### The input

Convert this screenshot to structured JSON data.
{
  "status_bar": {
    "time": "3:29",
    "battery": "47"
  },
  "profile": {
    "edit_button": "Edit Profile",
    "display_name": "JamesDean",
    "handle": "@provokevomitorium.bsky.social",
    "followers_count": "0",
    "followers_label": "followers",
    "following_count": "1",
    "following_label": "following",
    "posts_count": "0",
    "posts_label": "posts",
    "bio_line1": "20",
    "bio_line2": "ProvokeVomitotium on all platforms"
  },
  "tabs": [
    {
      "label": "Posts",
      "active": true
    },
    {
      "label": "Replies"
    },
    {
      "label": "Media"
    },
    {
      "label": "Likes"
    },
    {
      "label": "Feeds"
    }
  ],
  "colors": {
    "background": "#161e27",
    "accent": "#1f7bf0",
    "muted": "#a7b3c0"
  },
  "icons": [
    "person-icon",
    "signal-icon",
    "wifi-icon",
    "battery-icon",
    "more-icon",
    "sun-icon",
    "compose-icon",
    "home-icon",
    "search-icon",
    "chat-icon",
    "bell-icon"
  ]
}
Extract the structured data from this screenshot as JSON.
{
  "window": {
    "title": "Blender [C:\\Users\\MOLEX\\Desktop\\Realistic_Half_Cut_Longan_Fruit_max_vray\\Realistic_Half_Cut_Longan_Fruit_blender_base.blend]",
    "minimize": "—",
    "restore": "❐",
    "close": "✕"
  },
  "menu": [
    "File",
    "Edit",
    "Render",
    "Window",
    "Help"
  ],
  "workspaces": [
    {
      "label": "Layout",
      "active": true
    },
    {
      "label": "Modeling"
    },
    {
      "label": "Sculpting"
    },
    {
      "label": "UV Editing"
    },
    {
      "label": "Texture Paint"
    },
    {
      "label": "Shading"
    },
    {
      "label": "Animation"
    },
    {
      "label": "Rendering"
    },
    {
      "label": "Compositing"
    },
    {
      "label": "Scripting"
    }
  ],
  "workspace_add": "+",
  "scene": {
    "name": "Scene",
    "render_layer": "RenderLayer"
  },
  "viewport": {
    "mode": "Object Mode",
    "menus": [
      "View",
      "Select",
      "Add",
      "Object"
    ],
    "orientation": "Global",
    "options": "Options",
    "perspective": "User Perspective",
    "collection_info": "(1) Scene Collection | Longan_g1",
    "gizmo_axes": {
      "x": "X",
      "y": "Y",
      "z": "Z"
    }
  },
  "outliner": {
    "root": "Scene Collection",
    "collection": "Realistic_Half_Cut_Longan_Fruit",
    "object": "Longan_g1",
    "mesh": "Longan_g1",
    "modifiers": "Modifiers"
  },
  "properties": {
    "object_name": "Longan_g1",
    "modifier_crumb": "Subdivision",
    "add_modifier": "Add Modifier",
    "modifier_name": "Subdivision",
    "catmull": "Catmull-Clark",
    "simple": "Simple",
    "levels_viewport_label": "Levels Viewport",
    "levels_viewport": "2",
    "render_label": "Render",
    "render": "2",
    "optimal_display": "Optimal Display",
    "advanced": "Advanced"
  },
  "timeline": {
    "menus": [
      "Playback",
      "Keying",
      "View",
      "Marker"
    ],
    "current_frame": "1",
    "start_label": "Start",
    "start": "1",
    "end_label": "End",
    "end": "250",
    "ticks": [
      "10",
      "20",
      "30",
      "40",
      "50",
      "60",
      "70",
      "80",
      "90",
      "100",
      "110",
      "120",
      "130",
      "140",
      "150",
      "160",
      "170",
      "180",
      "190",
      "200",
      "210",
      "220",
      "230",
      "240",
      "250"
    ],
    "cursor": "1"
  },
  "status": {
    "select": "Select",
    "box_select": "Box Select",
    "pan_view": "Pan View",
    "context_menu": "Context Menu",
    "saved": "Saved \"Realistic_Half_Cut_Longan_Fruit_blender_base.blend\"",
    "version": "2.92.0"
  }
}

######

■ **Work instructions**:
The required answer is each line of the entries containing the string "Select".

■ **Response to this task**:
      "Select",
    "select": "Select",
    "box_select": "Box Select",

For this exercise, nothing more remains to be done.